Chopin's Hallucinations Likely Caused by Epilepsy
Composer also had depression, but other symptoms overlooked, researchers say
TUESDAY, Jan. 25, 2011 (HealthDay News) -- Epilepsy was the likely cause of hallucinations experienced by 19th century Polish composer Frederic Chopin, according to a new study.
Researchers reached the conclusion that Chopin had temporal lobe epilepsy after analyzing the musician's own descriptions of his hallucinations -- including his description of a "cohort of phantoms" -- as well as accounts of his life written by pupils and friends such as George Sand.
In one case, Chopin suddenly stopped a concert and left the stage after seeing creatures emerge from the piano.
Chopin's well-documented bouts of melancholy have been attributed to bipolar disorder or clinical depression, but the many hallucinatory episodes tend to have been overlooked, said Dr. Manuel Vazquez Caruncho, of Xeral-Calde Hospital Complex in Lugo, Spain, and colleagues.
The study authors considered a number of possible causes of the hallucinations and eventually determined it was most likely temporal lobe epilepsy. The condition can produce complex visual hallucinations that are usually brief and fragmentary, just as described by Chopin.

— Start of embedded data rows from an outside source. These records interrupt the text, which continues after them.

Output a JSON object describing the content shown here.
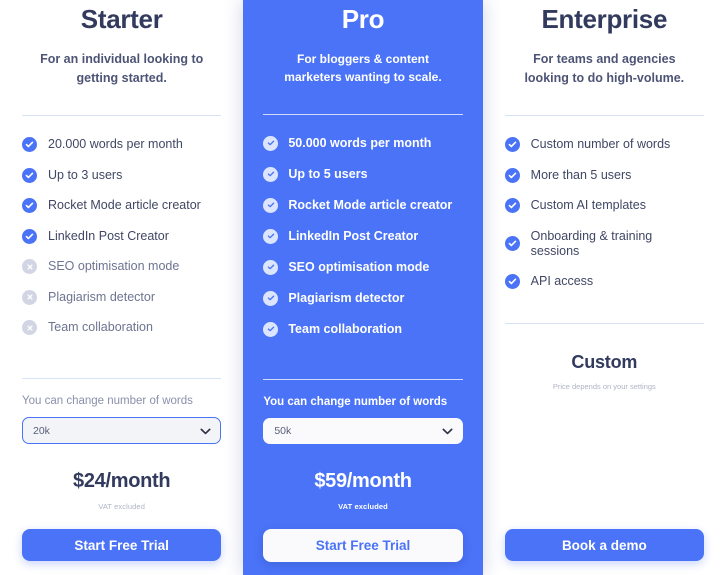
{
  "colors": {
    "accent": "#4a73f7",
    "featured_bg": "#4a73f7",
    "heading": "#323a5e",
    "body_text": "#404764",
    "muted_text": "#8a90ab",
    "divider": "#d6e2f5",
    "icon_on": "#4a73f7",
    "icon_off": "#d2d6e4",
    "card_bg": "#ffffff"
  },
  "plans": [
    {
      "name": "Starter",
      "description": "For an individual looking to getting started.",
      "featured": false,
      "features": [
        {
          "label": "20.000 words per month",
          "included": true,
          "icon": "check-circle-icon"
        },
        {
          "label": "Up to 3 users",
          "included": true,
          "icon": "check-circle-icon"
        },
        {
          "label": "Rocket Mode article creator",
          "included": true,
          "icon": "check-circle-icon"
        },
        {
          "label": "LinkedIn Post Creator",
          "included": true,
          "icon": "check-circle-icon"
        },
        {
          "label": "SEO optimisation mode",
          "included": false,
          "icon": "x-circle-icon"
        },
        {
          "label": "Plagiarism detector",
          "included": false,
          "icon": "x-circle-icon"
        },
        {
          "label": "Team collaboration",
          "included": false,
          "icon": "x-circle-icon"
        }
      ],
      "words_label": "You can change number of words",
      "words_value": "20k",
      "words_options": [
        "20k"
      ],
      "price": "$24/month",
      "vat_note": "VAT excluded",
      "cta_label": "Start Free Trial"
    },
    {
      "name": "Pro",
      "description": "For bloggers & content marketers wanting to scale.",
      "featured": true,
      "features": [
        {
          "label": "50.000 words per month",
          "included": true,
          "icon": "check-circle-icon"
        },
        {
          "label": "Up to 5 users",
          "included": true,
          "icon": "check-circle-icon"
        },
        {
          "label": "Rocket Mode article creator",
          "included": true,
          "icon": "check-circle-icon"
        },
        {
          "label": "LinkedIn Post Creator",
          "included": true,
          "icon": "check-circle-icon"
        },
        {
          "label": "SEO optimisation mode",
          "included": true,
          "icon": "check-circle-icon"
        },
        {
          "label": "Plagiarism detector",
          "included": true,
          "icon": "check-circle-icon"
        },
        {
          "label": "Team collaboration",
          "included": true,
          "icon": "check-circle-icon"
        }
      ],
      "words_label": "You can change number of words",
      "words_value": "50k",
      "words_options": [
        "50k"
      ],
      "price": "$59/month",
      "vat_note": "VAT excluded",
      "cta_label": "Start Free Trial"
    },
    {
      "name": "Enterprise",
      "description": "For teams and agencies looking to do high-volume.",
      "featured": false,
      "features": [
        {
          "label": "Custom number of words",
          "included": true,
          "icon": "check-circle-icon"
        },
        {
          "label": "More than 5 users",
          "included": true,
          "icon": "check-circle-icon"
        },
        {
          "label": "Custom AI templates",
          "included": true,
          "icon": "check-circle-icon"
        },
        {
          "label": "Onboarding & training sessions",
          "included": true,
          "icon": "check-circle-icon"
        },
        {
          "label": "API access",
          "included": true,
          "icon": "check-circle-icon"
        }
      ],
      "price": "Custom",
      "price_note": "Price depends on your settings",
      "cta_label": "Book a demo"
    }
  ]
}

There was limited understanding of epilepsy when Chopin was alive and the condition could easily have been overlooked by his doctors, the researchers noted.
Chopin was plagued by poor health throughout his life and died in 1849 at the age of 39 as a result of chronic lung disease, possibly cystic fibrosis.
The study is published in the Jan. 24 online edition of the journal Medical Humanities.
The Epilepsy Foundation has more about temporal lobe epilepsy.